Now, this is a very complicated story to explain, especially in French, and I know the natural conclusion he’ll jump to is that I’ve stolen the card.
The truth is different.
I would like to give my British bank account a rest and use my Italian card to withdraw euros, which makes much more sense since Italy and France have the same currency. Pity my Italian debit card’s magnetic strip has become unreadable so I can’t withdraw money from the ATM. I do have another Italian credit card but, and this is the crucial point, I never knew the PIN for that one, so I can’t use it at a cash point.
Yes, I know I sound like a cross between Mr Bean and Fantozzi (or like my friend Armando, which is the same) but you only realise your bank has never sent you a PIN for that credit card you never use until the moment you DO need to use it. This is a universal law.
Result: I can only withdraw money with my Italian card by signing on a receipt, old style. Which in our electronic time equals to being a weirdo.
The French guy at the Bureau looks at me very susipicously, charges me a ridiculous 12% commision and disappears.
I start looking for the RER to go to Gare de Lyon. The signs inside the Gare di Nord are very confusing and it takes me 10 minutes to locate the station. I buy a ticket and go through the barriers.
Metro tickets in Paris are a supertiny, paper affair and the moment I’m past the barrier I loose it. Great! Which means I get to Gare de Lyon and can;t get out. This is the second time in 3 hours that I’ve behaved like somebody who’s never left her front room.
I shyly walk to the booth where a female Metro officer is sitting, reading the French equivalent of Hello! magazine.
“Excusez-moi,” I said, in my nice little girl’s voice. “J’ai perdu mon billiet…”
“Oh mon Dieu de la France!” she says.

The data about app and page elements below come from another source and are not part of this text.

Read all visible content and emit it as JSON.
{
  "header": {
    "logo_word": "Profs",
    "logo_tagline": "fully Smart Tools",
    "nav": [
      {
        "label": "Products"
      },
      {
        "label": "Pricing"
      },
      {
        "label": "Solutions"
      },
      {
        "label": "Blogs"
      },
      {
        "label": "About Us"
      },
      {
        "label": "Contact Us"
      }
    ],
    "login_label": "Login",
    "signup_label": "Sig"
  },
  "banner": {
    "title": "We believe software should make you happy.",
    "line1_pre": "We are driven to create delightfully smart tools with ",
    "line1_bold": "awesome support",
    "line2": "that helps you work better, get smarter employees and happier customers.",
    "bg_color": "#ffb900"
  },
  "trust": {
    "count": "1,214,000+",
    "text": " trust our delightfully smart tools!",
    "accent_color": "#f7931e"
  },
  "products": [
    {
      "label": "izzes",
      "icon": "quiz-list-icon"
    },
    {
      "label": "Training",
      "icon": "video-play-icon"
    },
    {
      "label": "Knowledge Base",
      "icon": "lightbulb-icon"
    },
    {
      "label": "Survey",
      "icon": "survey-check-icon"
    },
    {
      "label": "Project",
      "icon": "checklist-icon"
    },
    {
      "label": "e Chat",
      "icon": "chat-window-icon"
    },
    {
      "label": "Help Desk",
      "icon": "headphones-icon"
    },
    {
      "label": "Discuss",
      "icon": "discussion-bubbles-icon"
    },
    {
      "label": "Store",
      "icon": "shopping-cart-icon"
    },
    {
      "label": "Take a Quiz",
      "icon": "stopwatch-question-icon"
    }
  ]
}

Honestly, do they audition these people? Mon Dieu de la France????
The woman stares at me and shakes her head. I expect her to report me to the Metro police (since I left Britain I’ve already passed for criminal once), but I’m saved by my very evident tourist attire (suitecase, camera) and by my also apparently evident ENGLISH accent (I’m desperate. I speak French with an English accent. WHY??? To a French person I sound like Don Lurio (only my Italian readers can understand how dramatic that is), how did that happen? Britishness is creeping up inside me like a snake… Please when I start asking for a cup of tea with my pizza, shoot me in the head.
The Metro officer smiles and handles me a new ticket.
“Tenez,” she says. “Utilisez ce-ci.”
Gare de Lyon is even shabbier than Gare Du Nord or at least the bit I arrive at is. There’s no sign pointing to the main forecourt exit, only to side exits opening on seedy streets where if you stand longer than 5 minutes you probably get mugged, attacked or assaulted according to the time of day. In comparison Victoria, Paddington and Euston seem like the Ritz Hotel.
After wandering about for about 25 minutes I find the main forecourt. Paris! Finally I see what I expect: pretty streets, a few cafes, nice buildiings in the distance… I sit at at the Cafe Europe just outside the station, and for the gracious sum of 5 euros I’ve the priviledge of drinking a very bitter cafe au lait. Now, this is the 3rd time in 3 hours I behave like a clueless tourist who’s never travelled (rule number one: avoid touristy cafes just outside stations, they’re terrible and they rip you off). But at least this time it is a deliberate choice.
After 20 minutes I walk back to the station and board my train to Moulins.